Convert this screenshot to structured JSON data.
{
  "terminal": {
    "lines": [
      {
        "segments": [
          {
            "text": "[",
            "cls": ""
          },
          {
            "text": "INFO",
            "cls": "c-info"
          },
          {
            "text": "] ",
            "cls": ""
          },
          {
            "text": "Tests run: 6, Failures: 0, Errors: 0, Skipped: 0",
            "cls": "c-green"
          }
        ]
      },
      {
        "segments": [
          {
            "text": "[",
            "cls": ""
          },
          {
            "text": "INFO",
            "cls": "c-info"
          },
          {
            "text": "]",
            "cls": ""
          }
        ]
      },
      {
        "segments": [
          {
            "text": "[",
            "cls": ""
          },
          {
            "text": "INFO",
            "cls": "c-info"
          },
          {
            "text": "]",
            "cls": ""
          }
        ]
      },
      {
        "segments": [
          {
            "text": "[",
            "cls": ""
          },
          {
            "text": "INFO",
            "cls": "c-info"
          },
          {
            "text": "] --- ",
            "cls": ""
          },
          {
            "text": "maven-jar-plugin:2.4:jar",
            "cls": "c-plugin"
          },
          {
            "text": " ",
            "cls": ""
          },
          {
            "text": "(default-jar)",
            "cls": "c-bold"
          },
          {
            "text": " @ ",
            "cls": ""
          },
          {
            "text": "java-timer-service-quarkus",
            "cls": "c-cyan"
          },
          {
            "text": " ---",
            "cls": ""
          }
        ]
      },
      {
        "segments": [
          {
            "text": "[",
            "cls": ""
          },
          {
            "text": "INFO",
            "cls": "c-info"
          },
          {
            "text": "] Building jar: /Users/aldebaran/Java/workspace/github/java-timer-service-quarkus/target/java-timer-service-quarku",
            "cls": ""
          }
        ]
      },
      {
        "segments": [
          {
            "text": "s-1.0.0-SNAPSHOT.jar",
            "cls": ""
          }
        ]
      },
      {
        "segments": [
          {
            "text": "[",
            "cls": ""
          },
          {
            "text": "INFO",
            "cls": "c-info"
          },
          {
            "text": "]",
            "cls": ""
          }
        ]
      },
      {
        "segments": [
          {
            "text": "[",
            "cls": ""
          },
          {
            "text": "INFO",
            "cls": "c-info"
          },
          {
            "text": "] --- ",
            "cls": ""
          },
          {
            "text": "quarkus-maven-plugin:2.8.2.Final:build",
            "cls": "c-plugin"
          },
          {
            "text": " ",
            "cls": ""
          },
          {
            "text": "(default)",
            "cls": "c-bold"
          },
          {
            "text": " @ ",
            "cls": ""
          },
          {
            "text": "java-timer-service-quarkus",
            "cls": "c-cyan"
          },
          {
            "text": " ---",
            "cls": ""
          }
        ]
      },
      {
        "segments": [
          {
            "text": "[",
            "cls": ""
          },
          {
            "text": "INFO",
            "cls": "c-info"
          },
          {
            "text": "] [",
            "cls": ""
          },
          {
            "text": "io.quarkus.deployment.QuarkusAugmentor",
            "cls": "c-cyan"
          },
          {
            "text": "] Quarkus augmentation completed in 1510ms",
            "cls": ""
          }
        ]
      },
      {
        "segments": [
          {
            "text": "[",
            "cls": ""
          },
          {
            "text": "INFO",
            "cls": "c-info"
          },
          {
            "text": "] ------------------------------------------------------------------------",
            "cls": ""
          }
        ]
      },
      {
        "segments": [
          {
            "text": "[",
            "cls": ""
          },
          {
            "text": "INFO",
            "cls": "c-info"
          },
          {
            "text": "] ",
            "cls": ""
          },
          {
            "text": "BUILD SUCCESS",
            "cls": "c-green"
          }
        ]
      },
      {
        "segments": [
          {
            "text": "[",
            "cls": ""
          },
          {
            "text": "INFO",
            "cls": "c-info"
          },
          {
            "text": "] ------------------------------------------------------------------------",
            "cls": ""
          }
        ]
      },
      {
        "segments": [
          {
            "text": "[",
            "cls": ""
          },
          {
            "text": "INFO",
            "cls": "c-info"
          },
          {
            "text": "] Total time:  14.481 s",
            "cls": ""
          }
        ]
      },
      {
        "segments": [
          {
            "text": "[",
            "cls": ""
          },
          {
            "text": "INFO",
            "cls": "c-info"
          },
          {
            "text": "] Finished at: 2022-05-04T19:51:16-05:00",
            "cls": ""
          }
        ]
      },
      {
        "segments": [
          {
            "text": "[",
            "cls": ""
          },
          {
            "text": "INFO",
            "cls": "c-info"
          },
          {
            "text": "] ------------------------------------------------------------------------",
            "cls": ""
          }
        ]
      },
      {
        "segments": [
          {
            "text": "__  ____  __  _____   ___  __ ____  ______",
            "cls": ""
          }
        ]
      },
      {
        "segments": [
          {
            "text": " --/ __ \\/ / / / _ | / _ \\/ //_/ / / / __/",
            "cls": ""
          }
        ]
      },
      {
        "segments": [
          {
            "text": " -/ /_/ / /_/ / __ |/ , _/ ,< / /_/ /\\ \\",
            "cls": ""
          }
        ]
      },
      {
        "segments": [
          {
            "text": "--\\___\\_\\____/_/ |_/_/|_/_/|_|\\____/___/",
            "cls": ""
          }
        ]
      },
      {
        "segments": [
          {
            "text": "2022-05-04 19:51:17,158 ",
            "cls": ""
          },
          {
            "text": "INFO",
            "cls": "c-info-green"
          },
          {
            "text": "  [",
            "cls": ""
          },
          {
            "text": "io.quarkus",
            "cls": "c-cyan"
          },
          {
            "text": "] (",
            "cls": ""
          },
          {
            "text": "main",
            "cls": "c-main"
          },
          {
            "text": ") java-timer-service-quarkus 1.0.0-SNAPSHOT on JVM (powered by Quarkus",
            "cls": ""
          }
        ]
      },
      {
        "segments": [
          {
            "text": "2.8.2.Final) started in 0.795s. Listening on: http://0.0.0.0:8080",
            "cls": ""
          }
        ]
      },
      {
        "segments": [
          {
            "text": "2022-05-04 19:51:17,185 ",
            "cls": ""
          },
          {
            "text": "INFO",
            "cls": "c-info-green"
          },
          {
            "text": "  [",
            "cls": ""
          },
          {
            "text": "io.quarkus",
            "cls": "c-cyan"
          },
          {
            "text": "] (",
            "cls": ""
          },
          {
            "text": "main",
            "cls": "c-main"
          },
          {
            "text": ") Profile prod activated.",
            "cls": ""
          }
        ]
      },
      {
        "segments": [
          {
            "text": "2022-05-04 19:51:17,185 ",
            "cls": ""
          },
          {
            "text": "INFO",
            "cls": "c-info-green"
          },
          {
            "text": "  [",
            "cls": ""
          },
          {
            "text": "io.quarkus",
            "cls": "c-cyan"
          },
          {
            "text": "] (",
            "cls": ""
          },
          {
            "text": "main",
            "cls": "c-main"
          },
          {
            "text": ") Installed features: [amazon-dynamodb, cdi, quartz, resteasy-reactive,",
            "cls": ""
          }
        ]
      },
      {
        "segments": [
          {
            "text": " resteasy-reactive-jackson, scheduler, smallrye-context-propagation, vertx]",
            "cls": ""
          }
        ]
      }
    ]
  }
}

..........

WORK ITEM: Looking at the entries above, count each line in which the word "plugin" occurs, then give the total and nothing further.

EXERCISE SOLUTION: 4